An Ecumenical Council is a conference of ecclesiastical dignitaries and theological experts convened to discuss and settle matters of Church doctrine and practice in which those entitled to vote are convoked from the whole world and which secures the approbation of the whole Church. The word "ecumenical" derives from the Greek language, which literally means "the inhabited world", but which was also applied more narrowly to mean the Roman Empire.
- Council of Trent (1545-63)
- First Vatican Council of the Vatican (1870)
- Defined pope's primacy in church governance and his infallibility, repudiated rationalism, materialism and atheism, addressed revelation, interpretation of scripture and the relationship of faith and reason. (20th overall recognized council by Roman Catholic theologians.)
- Second Vatican Council (1962–1965)
- Addressed pastoral and disciplinary issues dealing with the Church and its relation to the modern world, including liturgy and ecumenism. (21st overall recognized council by Roman Catholic theologians.)

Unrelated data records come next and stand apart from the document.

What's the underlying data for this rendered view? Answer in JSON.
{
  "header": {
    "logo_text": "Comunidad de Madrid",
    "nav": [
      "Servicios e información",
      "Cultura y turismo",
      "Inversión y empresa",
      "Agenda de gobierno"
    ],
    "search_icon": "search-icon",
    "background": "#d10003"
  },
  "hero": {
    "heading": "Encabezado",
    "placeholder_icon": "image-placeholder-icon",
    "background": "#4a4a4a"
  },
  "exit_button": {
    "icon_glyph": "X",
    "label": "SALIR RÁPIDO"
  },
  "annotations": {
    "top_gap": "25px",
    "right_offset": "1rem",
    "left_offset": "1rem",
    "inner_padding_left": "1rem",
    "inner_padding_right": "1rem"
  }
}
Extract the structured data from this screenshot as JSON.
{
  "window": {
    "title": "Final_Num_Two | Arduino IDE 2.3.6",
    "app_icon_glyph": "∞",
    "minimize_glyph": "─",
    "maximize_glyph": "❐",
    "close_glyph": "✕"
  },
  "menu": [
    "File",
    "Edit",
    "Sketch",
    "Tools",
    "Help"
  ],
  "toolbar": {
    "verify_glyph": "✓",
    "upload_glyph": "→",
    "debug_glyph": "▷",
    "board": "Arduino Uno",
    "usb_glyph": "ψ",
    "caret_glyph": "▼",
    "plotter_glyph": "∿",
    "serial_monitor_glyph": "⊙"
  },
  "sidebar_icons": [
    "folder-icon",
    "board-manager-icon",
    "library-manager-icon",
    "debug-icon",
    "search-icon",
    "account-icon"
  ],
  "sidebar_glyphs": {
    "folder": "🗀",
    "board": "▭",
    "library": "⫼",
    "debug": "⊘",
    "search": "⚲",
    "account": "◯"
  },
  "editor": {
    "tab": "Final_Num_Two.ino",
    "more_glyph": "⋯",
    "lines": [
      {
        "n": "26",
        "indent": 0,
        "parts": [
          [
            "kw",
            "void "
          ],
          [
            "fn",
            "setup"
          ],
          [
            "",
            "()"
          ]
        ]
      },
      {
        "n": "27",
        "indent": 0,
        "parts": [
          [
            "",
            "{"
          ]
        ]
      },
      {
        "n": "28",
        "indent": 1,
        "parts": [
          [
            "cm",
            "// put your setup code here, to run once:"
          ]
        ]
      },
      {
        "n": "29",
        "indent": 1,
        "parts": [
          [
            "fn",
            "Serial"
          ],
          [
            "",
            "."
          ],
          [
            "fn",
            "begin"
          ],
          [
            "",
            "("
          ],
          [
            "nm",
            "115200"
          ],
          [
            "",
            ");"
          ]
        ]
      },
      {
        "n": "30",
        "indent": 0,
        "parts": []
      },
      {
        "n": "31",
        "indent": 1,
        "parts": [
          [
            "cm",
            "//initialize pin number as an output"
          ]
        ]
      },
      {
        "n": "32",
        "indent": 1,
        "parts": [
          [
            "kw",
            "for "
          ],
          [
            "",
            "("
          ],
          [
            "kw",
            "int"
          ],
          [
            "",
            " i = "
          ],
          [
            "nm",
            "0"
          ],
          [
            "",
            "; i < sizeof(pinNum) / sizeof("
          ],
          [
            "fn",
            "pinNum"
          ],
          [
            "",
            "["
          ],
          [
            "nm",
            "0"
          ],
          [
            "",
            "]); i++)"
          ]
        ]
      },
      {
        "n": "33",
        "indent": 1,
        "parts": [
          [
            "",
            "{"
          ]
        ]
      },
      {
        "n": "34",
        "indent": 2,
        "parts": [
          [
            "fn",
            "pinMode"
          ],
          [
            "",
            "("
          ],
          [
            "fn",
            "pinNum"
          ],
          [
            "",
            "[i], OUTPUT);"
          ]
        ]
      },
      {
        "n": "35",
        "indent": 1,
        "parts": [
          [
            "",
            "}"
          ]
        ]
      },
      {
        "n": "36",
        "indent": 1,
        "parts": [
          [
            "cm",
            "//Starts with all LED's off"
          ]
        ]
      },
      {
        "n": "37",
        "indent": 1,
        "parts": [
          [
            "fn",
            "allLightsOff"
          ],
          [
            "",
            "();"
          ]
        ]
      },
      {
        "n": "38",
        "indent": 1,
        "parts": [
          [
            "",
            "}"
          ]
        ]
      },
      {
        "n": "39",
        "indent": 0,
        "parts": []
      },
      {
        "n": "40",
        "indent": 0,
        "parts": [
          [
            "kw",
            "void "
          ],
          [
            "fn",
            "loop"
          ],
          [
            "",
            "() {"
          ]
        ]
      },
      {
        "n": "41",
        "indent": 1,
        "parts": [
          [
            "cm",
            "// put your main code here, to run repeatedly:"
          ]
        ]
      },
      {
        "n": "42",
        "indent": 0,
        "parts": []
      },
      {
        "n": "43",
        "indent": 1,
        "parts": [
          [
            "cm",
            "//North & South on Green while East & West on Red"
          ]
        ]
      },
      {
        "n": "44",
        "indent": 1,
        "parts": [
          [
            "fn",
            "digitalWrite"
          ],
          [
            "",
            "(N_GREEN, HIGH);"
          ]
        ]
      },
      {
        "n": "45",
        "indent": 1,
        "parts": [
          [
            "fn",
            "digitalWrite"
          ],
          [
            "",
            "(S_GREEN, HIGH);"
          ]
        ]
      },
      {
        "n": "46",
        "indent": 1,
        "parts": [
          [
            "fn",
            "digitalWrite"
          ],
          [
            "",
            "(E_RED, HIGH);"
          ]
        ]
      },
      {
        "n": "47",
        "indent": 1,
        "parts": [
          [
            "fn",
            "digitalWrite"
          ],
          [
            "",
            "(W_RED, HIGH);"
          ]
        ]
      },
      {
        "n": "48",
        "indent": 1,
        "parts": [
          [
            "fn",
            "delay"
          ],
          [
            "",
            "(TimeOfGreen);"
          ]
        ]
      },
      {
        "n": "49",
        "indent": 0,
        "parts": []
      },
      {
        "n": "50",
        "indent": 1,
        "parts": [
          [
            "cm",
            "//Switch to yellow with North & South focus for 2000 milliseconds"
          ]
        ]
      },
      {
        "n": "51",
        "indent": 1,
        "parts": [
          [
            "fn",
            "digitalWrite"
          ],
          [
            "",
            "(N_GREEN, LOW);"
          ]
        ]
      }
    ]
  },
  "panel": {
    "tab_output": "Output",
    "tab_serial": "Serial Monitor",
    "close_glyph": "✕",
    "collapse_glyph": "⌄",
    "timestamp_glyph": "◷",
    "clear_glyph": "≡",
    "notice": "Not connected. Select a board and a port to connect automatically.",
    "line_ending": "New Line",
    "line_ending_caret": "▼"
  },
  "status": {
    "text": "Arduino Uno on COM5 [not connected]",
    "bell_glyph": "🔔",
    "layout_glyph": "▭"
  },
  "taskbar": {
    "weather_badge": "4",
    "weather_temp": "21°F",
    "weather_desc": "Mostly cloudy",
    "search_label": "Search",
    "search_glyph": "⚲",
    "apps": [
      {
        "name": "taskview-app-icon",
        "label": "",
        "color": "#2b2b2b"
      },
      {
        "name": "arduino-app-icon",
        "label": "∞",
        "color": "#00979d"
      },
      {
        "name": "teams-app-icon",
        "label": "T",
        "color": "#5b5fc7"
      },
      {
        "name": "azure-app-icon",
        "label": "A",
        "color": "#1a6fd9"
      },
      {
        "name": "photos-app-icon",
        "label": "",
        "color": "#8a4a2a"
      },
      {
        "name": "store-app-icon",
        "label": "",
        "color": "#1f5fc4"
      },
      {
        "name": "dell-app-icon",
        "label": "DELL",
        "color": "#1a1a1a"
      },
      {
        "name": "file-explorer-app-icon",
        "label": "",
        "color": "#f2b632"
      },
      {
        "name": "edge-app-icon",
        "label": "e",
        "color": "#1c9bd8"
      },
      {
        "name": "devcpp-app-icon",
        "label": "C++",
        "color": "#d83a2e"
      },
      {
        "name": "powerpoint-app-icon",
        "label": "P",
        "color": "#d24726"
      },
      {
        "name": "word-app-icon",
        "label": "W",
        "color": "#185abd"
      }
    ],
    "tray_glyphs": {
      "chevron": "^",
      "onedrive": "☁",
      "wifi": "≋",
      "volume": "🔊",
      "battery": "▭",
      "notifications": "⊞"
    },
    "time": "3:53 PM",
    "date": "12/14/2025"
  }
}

- Third Vatican Council (1985)
- Utterly fictional at the time of Bellairs's creation.
Myers points out that Vatican I was the first to be held at that location - "though with improvements in modern travel and communications, plus centralization of authority in the Vatican we can probably assume that for the foreseeable future it will be the location for any further councils, unless Las Vegas comes up with a better offer."